EXERCISE REQUIREMENTS: Go through the lines below and copy any that hold the string "take".

INFORMATION PROVIDED:
--------------------------------

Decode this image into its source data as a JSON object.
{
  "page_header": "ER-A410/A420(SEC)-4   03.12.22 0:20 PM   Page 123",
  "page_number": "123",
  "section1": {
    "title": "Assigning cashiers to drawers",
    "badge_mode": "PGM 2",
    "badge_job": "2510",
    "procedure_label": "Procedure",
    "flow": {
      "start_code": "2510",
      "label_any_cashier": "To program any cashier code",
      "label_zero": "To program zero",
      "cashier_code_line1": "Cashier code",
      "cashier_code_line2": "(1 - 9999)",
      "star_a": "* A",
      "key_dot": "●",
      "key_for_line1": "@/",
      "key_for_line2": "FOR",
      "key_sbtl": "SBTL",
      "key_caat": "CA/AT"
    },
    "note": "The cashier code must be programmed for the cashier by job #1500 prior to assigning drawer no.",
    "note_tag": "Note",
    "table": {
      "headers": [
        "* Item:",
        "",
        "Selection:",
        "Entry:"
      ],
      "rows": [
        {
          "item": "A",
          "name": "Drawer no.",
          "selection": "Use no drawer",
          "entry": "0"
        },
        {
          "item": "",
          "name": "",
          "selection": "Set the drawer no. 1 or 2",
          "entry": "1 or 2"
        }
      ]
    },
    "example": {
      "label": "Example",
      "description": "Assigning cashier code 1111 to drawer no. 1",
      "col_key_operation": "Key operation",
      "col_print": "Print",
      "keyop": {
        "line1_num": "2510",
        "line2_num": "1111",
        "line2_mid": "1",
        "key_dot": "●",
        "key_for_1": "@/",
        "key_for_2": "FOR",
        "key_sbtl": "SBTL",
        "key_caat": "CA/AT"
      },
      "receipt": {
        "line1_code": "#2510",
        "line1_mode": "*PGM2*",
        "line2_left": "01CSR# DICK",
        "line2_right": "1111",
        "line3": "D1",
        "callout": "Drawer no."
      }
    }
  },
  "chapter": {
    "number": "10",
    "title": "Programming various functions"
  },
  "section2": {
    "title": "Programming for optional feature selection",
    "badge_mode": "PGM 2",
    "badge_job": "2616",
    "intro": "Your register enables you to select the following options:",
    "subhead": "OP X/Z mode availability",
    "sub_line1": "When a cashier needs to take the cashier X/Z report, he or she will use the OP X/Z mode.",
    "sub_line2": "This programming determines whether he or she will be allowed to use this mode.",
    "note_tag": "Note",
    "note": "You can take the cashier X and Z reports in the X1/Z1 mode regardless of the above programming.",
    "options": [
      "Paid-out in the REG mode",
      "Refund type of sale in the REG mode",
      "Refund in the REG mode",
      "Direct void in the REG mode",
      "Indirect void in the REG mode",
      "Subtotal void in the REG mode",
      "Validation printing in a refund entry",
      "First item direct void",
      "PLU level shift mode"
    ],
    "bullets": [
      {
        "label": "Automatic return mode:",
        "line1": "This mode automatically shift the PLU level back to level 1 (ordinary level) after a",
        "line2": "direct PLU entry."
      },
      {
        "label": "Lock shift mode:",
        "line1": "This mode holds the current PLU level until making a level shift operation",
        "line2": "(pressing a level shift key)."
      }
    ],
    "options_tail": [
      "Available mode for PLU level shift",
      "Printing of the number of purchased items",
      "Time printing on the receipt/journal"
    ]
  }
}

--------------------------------

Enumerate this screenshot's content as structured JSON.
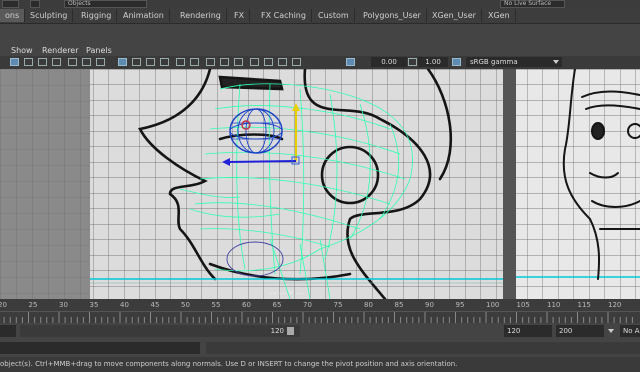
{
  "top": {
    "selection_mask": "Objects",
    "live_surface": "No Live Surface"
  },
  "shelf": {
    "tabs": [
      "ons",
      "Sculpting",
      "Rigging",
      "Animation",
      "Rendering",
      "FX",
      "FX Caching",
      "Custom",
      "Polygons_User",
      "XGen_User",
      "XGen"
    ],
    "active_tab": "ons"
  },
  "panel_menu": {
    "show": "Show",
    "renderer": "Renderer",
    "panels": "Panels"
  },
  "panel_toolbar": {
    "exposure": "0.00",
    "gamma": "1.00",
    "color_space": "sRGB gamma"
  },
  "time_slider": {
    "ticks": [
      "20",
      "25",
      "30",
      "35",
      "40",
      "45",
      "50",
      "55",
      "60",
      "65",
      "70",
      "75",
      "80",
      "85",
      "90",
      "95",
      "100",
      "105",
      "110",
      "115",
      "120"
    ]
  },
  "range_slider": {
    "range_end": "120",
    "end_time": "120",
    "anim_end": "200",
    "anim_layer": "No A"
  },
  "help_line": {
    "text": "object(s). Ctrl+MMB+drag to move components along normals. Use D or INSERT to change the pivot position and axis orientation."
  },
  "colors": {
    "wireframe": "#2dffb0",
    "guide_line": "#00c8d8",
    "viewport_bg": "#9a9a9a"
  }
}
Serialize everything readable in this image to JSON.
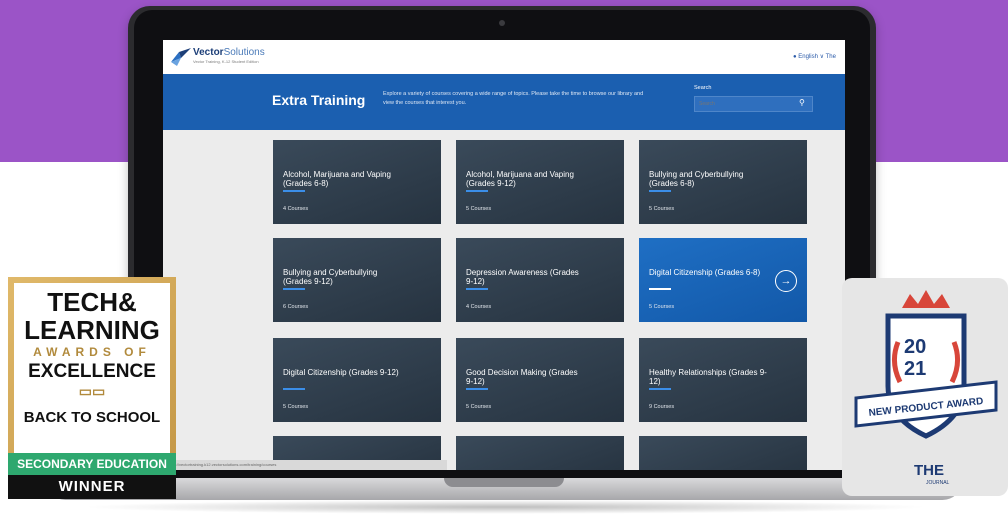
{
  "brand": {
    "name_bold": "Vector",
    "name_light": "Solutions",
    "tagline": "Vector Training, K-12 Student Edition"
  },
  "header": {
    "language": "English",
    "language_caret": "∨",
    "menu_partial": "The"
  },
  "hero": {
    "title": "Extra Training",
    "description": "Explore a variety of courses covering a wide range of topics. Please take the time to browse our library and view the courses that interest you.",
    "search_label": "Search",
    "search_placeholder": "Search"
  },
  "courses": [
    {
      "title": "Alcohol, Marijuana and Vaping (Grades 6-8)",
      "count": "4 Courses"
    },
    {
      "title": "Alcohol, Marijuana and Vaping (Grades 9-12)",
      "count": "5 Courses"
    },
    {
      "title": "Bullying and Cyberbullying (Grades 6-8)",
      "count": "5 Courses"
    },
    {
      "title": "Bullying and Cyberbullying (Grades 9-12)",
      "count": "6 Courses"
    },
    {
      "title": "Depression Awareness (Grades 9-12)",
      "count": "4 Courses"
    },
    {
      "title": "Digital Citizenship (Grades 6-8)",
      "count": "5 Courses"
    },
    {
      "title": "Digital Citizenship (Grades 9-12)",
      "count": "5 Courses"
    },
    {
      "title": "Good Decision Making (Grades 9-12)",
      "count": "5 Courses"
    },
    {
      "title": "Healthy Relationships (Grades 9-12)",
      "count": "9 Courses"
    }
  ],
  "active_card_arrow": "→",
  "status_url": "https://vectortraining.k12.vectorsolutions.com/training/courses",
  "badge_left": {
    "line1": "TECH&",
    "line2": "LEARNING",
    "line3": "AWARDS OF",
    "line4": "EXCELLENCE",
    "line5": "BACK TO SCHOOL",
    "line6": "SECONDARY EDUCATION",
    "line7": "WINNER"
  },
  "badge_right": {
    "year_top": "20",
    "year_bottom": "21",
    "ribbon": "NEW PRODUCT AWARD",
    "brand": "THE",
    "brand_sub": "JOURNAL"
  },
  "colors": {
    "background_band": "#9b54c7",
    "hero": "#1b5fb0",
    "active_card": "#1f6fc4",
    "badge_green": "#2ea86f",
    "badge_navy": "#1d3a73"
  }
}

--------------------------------

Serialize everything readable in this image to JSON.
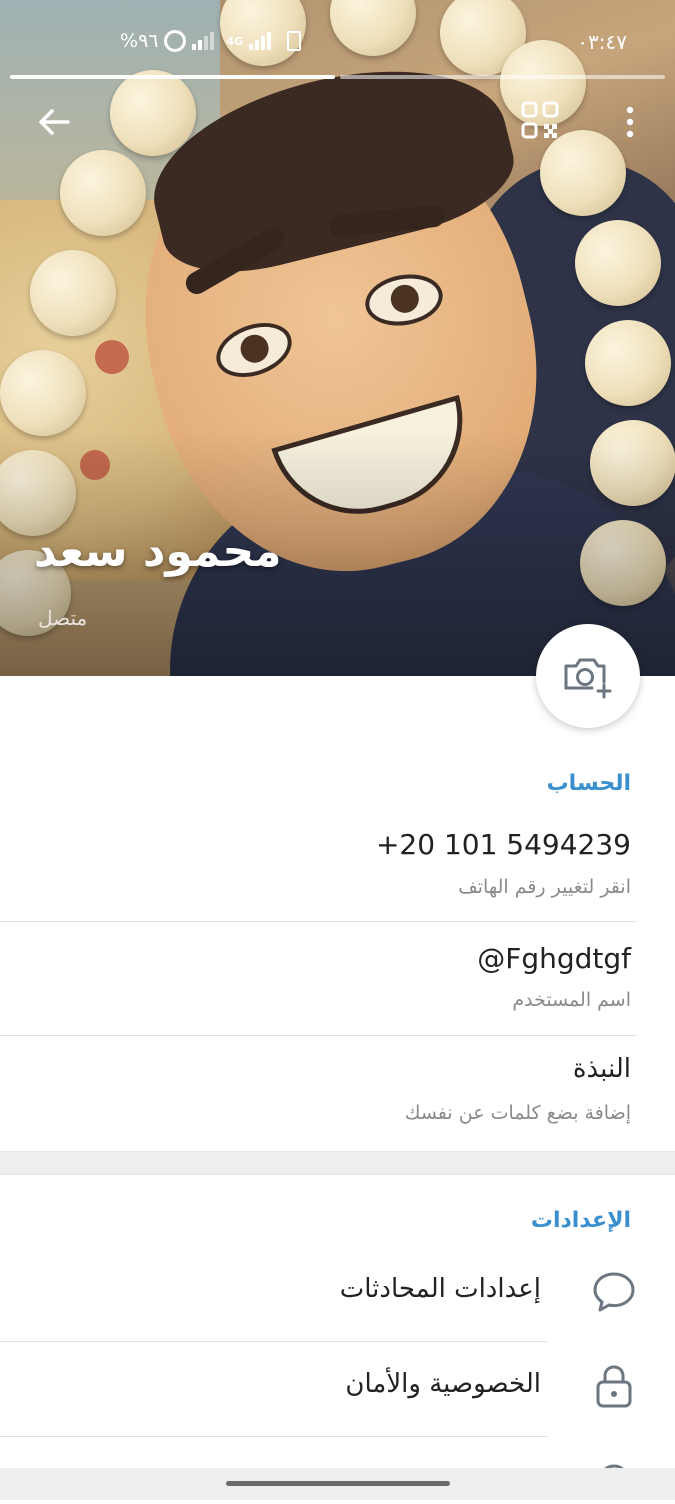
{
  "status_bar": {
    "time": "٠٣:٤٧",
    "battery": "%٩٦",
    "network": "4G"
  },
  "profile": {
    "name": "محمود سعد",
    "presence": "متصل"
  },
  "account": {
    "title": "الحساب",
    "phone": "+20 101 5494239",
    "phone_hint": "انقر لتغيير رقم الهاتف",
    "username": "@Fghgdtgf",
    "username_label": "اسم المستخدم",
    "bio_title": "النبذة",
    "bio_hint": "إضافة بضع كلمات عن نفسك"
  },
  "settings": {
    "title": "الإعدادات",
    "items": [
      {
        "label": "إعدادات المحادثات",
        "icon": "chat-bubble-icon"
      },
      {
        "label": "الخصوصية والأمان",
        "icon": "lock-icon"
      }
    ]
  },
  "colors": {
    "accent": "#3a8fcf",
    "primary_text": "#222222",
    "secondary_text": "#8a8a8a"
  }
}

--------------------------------

SOLUTION TO THE EXERCISE:
    "sub_line1": "When a cashier needs to take the cashier X/Z report, he or she will use the OP X/Z mode.",
    "note": "You can take the cashier X and Z reports in the X1/Z1 mode regardless of the above programming.",
    "description": "Explore a variety of courses covering a wide range of topics. Please take the time to browse our library and view the courses that interest you.",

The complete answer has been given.